Exercise:
Records follow. Select each line holding "content".
»»
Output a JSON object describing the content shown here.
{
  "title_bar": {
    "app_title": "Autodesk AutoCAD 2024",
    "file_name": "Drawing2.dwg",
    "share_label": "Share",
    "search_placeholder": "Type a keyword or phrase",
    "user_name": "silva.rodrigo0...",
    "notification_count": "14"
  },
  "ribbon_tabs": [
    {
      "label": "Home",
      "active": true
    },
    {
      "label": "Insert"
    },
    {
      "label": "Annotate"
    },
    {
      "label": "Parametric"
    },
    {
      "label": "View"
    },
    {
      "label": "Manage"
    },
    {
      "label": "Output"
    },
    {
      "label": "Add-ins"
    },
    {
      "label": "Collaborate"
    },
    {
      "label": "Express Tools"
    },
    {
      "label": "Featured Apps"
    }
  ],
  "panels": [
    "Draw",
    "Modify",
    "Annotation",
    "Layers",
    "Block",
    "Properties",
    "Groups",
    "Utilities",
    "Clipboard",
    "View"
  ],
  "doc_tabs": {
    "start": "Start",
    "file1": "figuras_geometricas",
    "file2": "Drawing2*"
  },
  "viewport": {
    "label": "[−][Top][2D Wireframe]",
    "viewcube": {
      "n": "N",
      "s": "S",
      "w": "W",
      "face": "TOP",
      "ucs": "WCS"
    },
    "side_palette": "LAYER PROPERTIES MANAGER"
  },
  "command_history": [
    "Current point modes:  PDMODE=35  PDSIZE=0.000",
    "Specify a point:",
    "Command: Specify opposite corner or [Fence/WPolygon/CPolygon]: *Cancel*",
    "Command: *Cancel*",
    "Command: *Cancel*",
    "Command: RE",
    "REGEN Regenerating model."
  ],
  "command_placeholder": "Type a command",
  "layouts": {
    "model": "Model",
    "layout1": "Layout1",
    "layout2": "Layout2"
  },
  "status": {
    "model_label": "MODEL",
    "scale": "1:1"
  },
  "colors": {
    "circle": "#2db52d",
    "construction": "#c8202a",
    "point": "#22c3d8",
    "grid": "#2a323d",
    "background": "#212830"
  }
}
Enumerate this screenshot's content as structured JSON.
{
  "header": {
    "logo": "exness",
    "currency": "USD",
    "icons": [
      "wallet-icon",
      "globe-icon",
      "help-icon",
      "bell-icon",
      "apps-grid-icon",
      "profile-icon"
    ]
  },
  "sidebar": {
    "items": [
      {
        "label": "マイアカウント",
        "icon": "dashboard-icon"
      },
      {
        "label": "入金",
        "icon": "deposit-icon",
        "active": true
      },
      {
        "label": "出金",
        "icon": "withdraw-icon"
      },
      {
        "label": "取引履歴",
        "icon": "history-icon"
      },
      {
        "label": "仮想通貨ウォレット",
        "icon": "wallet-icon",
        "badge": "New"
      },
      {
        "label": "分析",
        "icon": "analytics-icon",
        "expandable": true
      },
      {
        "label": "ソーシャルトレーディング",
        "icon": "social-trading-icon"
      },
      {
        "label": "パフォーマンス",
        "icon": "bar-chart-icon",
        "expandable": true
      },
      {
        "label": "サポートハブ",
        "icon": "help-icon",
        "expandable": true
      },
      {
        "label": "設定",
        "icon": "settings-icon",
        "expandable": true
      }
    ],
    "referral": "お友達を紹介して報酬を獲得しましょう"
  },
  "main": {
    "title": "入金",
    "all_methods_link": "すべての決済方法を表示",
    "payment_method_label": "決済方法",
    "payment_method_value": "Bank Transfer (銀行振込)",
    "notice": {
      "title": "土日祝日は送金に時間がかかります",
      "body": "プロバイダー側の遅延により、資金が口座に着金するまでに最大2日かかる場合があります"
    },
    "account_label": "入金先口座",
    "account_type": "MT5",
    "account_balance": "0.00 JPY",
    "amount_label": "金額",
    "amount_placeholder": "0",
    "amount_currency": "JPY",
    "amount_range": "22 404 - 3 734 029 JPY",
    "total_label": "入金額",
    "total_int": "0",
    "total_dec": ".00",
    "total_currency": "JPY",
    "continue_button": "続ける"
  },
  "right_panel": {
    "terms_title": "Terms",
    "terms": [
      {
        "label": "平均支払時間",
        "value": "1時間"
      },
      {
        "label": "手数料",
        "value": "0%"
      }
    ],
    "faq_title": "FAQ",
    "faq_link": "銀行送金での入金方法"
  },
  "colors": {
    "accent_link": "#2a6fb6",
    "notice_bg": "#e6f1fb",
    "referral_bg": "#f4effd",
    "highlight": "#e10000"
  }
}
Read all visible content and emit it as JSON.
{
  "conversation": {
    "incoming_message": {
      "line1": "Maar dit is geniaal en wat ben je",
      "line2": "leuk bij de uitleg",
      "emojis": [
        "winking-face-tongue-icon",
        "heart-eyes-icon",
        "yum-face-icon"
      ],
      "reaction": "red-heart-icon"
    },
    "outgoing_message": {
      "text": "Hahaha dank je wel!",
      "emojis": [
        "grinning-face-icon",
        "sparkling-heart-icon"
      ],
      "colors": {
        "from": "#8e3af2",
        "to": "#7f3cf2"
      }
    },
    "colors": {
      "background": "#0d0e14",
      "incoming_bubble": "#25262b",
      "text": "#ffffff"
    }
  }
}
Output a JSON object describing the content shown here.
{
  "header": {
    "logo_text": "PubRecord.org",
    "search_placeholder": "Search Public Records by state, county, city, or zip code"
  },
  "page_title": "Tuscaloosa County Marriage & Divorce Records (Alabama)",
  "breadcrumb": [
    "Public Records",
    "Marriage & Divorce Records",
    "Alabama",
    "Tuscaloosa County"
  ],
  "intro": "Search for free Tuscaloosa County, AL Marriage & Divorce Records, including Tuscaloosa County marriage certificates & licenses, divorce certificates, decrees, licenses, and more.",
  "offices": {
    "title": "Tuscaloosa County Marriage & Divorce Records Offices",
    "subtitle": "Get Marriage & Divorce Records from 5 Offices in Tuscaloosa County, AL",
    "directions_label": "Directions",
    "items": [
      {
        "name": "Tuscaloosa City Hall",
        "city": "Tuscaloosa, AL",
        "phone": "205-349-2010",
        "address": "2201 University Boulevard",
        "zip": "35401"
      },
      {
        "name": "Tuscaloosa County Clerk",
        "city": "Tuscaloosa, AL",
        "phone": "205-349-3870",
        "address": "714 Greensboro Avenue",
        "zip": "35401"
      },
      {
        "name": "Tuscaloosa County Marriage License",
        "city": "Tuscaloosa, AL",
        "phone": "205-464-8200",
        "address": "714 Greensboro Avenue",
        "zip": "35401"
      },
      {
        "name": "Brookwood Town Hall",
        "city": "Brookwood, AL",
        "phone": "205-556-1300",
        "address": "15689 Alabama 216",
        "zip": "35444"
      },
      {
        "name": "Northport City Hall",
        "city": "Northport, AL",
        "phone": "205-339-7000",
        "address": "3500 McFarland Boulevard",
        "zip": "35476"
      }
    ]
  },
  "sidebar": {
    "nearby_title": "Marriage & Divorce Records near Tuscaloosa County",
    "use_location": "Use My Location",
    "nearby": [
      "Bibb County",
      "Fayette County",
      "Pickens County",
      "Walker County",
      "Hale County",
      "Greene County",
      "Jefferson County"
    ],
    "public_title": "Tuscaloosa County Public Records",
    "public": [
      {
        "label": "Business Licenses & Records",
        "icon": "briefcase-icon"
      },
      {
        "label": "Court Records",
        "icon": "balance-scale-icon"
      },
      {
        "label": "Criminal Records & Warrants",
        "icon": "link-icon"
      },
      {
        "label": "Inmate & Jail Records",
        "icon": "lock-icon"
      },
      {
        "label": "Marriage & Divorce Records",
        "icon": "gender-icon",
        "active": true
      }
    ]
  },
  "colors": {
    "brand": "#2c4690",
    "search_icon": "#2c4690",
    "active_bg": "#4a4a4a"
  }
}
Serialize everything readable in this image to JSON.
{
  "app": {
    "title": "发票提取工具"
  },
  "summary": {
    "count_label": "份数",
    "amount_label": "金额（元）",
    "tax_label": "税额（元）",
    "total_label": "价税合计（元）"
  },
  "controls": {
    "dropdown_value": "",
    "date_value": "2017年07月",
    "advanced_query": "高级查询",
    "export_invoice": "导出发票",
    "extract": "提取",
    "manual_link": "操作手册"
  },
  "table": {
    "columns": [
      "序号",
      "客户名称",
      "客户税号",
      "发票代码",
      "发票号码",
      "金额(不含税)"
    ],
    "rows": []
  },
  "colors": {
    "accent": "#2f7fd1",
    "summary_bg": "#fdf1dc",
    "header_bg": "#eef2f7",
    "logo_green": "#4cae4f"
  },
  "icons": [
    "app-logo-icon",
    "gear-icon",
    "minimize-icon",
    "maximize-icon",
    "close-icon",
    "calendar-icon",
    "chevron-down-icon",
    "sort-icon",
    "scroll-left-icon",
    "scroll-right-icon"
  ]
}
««
Response to this task:
Output a JSON object describing the content shown here.
Enumerate this screenshot's content as structured JSON.
Read all visible content and emit it as JSON.
Output a JSON object describing the content shown here.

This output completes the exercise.